Women who do not have diabetes may develop gestational diabetes during pregnancy. Gestational diabetes affects approximately 18 percent of all pregnancies and resolves itself once the pregnancy ends. Developing diabetes during pregnancy increases the risk of developing type 2 diabetes later in life and is two to four times more prevalent among African Americans, Hispanic/Latino, American Indian and Asian/Pacific Islander women than among Caucasian women.

Work with your diabetes team to establish a set of healthy lifestyle habits to reduce risk of complications. Yates recommends taking the following tips to increase chances for a healthy pregnancy:

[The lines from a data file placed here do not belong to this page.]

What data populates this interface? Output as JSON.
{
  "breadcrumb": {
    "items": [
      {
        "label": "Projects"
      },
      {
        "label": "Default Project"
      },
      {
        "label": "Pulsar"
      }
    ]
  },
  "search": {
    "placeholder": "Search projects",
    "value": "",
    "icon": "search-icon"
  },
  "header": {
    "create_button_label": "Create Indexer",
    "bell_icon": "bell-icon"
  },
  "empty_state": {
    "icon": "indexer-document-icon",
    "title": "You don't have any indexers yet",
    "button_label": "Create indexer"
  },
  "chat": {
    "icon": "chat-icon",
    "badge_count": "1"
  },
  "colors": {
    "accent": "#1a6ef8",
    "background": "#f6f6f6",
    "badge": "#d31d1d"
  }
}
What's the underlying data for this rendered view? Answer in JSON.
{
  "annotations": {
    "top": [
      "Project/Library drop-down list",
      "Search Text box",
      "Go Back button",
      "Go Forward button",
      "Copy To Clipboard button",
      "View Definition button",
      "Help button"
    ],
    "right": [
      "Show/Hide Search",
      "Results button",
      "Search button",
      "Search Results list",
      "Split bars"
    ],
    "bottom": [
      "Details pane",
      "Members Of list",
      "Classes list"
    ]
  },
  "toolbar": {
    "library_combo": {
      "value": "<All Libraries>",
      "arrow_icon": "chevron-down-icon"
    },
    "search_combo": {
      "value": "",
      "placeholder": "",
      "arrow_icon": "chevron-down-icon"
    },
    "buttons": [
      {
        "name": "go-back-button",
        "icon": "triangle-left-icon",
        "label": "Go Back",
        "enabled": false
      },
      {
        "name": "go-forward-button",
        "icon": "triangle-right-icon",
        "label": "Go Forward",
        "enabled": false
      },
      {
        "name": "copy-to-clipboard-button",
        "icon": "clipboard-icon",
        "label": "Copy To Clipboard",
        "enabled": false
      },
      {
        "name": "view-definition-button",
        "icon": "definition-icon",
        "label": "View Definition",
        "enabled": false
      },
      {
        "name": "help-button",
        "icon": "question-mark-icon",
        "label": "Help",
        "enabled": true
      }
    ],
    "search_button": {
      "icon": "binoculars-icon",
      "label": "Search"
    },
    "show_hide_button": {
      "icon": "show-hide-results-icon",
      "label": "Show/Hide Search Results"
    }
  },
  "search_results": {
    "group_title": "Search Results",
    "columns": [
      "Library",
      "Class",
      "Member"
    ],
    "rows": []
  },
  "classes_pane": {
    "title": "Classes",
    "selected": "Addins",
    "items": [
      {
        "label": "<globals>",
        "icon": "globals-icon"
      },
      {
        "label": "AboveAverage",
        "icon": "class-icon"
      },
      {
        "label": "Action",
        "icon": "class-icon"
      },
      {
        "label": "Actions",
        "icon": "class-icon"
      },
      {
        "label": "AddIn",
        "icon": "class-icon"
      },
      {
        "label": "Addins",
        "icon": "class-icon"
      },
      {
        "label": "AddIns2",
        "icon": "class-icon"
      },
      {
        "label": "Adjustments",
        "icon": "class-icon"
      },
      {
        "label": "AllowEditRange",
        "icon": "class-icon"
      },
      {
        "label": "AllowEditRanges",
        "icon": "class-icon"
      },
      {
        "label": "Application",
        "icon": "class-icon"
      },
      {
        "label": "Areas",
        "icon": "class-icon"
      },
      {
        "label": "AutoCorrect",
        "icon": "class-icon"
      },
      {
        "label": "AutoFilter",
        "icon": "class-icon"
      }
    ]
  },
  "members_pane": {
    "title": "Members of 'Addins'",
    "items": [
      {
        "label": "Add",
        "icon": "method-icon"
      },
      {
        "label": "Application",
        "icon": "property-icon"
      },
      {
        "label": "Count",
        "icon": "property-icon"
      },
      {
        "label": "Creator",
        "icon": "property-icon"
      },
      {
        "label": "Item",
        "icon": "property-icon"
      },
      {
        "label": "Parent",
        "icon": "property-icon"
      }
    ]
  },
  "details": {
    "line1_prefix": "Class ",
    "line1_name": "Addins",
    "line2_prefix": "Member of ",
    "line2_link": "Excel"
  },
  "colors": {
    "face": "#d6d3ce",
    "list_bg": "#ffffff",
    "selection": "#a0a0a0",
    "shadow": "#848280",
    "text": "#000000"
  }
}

  • Keep A1C lev range.
  • Discuss pre-conception care with your doctor during every visit if you have type 1 or type 2 diabetes.
  • Be evaluated for complications of diabetes and obtain treatment prior to pregnancy.
  • Ensure that the medications you are on now are not contraindicated in pregnancy.
  • Continue birth control until you are ready to try to get pregnant.
  • Keep as consistent a schedule as possible with meals and snacks to help glycemic control for women with type 1, type 2 or gestational diabetes.


  • Become frustrated with glucose control, as it is different when pregnant and can be more difficult to manage as pregnancy advances.
  • But out too many carbohydrates to get good blood glucose values. “You do need carbohydrates for fuel and energy and fetal growth and development,” says Yates. “Make sure you see an educator to review calories need for pregnancy.”
  • Try to manage it all on your own, especially if you have other children. “Diabetes and pregnancy is hard work, so use all the support systems you can,” says Yates.
  • Try to be perfect. Try to keep the glucose in target ranges without too many episodes of extreme hypoglycemia or hyperglycemia.
  • Forget it is all worth it at the end for a healthy happy mother and baby.

The Mary & Dick Allen Diabetes Center can help manage gestational diabetes and assist in a healthy pregnancy and baby through its award-winning, state-affiliated Sweet Success program, offering gestational diabetes counseling by certified diabetes educators.